It’s not clear how widespread the issue is, although it seems it has been reported a lot through the Firestorm support groups. Mazidox Linden did confirm some attachment / region crossing testing was occurring on Aditi, but it’s not clear if this is in reference to this specific problem, or to with examining / improving region crossings in general.

Firestorm has a Refresh Attachments option (Advanced menu), however, addressing the issue from the viewer is seen as a less than optimal approach, a server-side fix being preferable.

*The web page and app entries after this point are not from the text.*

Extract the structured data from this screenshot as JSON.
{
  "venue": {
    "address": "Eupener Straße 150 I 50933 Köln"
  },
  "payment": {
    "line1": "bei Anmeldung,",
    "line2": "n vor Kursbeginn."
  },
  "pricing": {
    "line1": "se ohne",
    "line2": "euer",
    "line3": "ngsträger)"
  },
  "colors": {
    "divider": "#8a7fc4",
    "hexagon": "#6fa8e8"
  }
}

Commenting on region crossings and attachments in general, Simon Linden said, “From what I can tell with my investigations so far, most attachment problems with region crossings come down to messaging failures, and then the viewer and region(s) get out of sync and don’t recover. ” He also noted that his own testing of “double” region crossings (e.g. cutting across the corner of a region while moving between two others) lead him to want to say “stop!” at the first, and not even attempt the second until the first hand-off have completed.

At this point I want to improve the code and communications so after a crossing, both regions and the viewer can agree that everyone is on the 2nd region with all attachments and vehicles and, when something goes wrong, try to recover … At both ends, viewer and region, it should be able to realize it’s been a few seconds and things are missing or not, and then re-try.

Simon Linden on investigating region crossing, Tuesday, July 17th, 2018

As an aside, one of the reasons the Lab is working on region crossings and attachment issues beside trying to make region crossings smoother and more predictable in general, is so that they might increase the limit on the number of attachments that can be simultaneously worn (currently 38). However, as Oz Linden noted at the Simulator User Group meeting, this won’t happen until such time as attachments can remain reliably … attached.